Advocacy director of the Future Centre Trust (FCT) Kammie Holder has criticized petroleum products distributor, SOL, for cutting down two trees at its Collymore Rock, St Michael service station, which were apparently blocking signs.
In response, SOL sales executive of retail Denise Mendes apologized on behalf of the company, told Barbados TODAY it was an unfortunate event, and pledged it would not happen again.
Saying it was time Barbados was developed in “the most sustainable way”, Holder called on the relevant authorities to review the Trees (Preservation) Act in order to make persons who randomly cut down trees more accountable.
“Unfortunately, many are not aware of the benefits of trees as two more have been brutally butchered. Too often trees are randomly killed in the name of progress,” Holder said. “The recent act is indicative of man’s contempt of his fragile environment.”
Highlighting the importance of trees to the environment, the Future Centre Trust official said they were more than wood and leaves. “They act as air filters, prevent flooding, facilitate pollination, enhance social cohesion among residents and provide a home for termites,” he explained. “If ever there was a crime [for cutting down trees], many companies and individuals in Barbados would be found guilty.”
Calling for greater respect to be shown to trees and plants, Holder suggested that SOL should donate 12 fruit trees “to the people of Barbados” after destroying the two palms. He said those responsible for “The Future Centre Trust initiative Trees For The Future would gladly assist in the planting of these trees”.

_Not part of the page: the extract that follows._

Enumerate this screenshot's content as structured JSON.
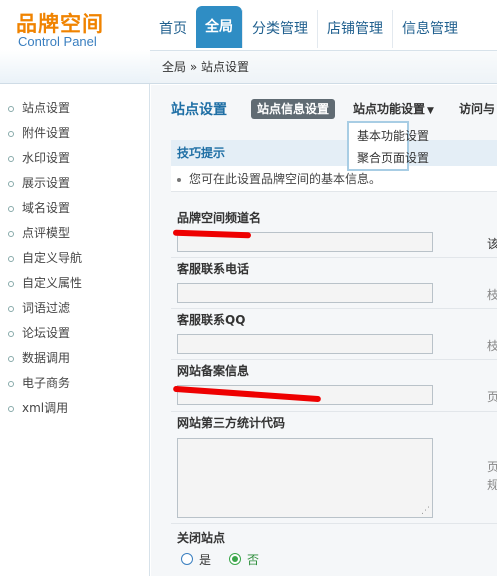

Apologizing over the “unfortunate incident”, Mendes emphasized that SOL was committed to the greening
of the island.
“What really should have happened was that those palms should have been relocated. What we try to do, as a service station, is to have foliage and greenery but nothing that is going to be detracting or making the place less safe,” she explained.
“Those palms really became too big. It really wasn’t about the sign. It was that they were becoming too big and needed cutting back. They should have been relocated someplace else and something a little shorter would suffice. …That was an unfortunate incident and one that will not be repeated.”